To simplify deployment of Oryx images we also have a top-level `oryx-frame` recipe. This recipe copies files specified by the chosen system profile from the OpenEmbedded `deploy/images` directory to a new `deploy/oryx` directory. This may seem trivial but it gives two benefits. As only those files required by the boot or installation method used with a given system profile are copied into the new directory, there is no clutter or confusion. Also, the `deploy/oryx` directory has sub-directories for the current version, selected system profile and selected application profile and this ensures that an image produced for one configuration is not accidentally overwritten by a subsequent build for a different configuration.
In normal usage, the top-level command to build an Oryx image will therefore be `bitbake oryx-frame`.
Developing a product which uses the Oryx distribution will typically involve two additional tasks beyond the usual OpenEmbedded workflow. However, these tasks should be fairly straightforward and future Oryx releases will introduce tooling to simplify and automate these tasks. These tasks are:
* Define application profiles for each new container image to be deployed onto a device. For example, you may wish to define an application profile consisting of device maintenance tools and an SSH server which will form the ‘maintenance’ interface to the device, along with an application profile consisting of a web application and server which will form the ‘user’ interface to the device.

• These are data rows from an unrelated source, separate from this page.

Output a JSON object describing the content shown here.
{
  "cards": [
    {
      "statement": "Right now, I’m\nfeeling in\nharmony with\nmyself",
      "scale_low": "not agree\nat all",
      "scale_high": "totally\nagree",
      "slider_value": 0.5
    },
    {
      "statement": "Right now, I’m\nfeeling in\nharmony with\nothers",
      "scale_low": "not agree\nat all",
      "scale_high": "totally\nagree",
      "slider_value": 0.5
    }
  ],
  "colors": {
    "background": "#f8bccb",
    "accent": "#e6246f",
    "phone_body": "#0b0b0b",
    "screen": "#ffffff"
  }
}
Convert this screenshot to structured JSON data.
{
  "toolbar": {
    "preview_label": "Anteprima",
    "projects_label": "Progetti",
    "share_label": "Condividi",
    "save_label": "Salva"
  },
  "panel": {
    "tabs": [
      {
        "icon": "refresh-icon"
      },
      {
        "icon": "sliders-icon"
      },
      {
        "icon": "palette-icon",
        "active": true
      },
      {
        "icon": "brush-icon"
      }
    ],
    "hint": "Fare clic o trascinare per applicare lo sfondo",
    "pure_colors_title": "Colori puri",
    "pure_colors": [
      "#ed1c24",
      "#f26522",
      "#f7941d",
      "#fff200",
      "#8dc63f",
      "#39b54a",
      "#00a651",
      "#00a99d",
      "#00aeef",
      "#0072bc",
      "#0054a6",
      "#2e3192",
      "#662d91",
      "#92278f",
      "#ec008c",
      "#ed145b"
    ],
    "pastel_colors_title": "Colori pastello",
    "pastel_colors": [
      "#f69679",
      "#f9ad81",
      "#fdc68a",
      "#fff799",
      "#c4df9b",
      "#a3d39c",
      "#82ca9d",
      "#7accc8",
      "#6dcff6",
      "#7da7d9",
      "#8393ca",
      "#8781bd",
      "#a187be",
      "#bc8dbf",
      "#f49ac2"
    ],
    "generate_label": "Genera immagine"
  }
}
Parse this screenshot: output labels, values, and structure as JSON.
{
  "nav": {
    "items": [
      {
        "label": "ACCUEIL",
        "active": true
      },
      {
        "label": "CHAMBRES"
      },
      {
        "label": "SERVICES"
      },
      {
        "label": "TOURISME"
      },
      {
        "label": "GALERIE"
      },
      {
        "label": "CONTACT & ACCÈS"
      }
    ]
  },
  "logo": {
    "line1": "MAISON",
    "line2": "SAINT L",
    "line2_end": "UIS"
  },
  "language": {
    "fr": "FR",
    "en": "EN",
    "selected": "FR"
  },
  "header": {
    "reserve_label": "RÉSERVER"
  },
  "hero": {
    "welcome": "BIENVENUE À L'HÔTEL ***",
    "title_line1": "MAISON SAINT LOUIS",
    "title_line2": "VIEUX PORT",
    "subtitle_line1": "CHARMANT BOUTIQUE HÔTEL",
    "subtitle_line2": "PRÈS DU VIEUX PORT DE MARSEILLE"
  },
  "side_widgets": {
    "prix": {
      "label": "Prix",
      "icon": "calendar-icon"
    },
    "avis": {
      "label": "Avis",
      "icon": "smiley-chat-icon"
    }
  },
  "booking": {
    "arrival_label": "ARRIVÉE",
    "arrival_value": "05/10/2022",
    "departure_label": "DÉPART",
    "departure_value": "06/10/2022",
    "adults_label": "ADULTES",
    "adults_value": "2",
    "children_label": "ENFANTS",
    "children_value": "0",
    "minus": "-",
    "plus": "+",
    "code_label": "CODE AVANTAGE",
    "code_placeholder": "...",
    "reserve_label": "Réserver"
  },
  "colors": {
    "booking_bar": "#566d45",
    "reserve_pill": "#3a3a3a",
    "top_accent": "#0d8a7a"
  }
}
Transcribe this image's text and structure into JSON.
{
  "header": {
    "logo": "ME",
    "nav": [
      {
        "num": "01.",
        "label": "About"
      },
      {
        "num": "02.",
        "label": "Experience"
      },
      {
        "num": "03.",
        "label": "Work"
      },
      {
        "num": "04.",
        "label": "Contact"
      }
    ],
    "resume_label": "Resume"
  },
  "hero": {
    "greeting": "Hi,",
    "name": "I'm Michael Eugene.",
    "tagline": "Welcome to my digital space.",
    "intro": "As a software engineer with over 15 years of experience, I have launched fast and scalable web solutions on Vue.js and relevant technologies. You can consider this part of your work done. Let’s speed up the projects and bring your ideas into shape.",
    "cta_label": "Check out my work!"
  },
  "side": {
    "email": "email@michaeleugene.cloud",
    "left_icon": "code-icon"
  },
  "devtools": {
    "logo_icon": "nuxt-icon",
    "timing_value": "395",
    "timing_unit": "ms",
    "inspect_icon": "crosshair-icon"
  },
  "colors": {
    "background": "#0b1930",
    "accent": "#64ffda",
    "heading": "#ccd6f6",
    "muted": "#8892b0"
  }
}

These images will all be built using the ‘guest’ system profile.
* Assemble the guest images built from the desired application profiles with a native rootfs built from the ‘host’ application profile into a final image ready for deployment to a device.
Future work within Oryx is expected to address the need for an update mechanism, both for the native rootfs image and for the individual guest images. This will likely involve the integration of an existing OTA update solution.
Hopefully this has been a useful overview of the ideas behind Oryx Linux. If you have any feedback or further questions please get in touch with us by email to <firstname.lastname@example.org>, or hang out with us on IRC in the #toganlabs channel on Freenode.
Togán Labs Ltd.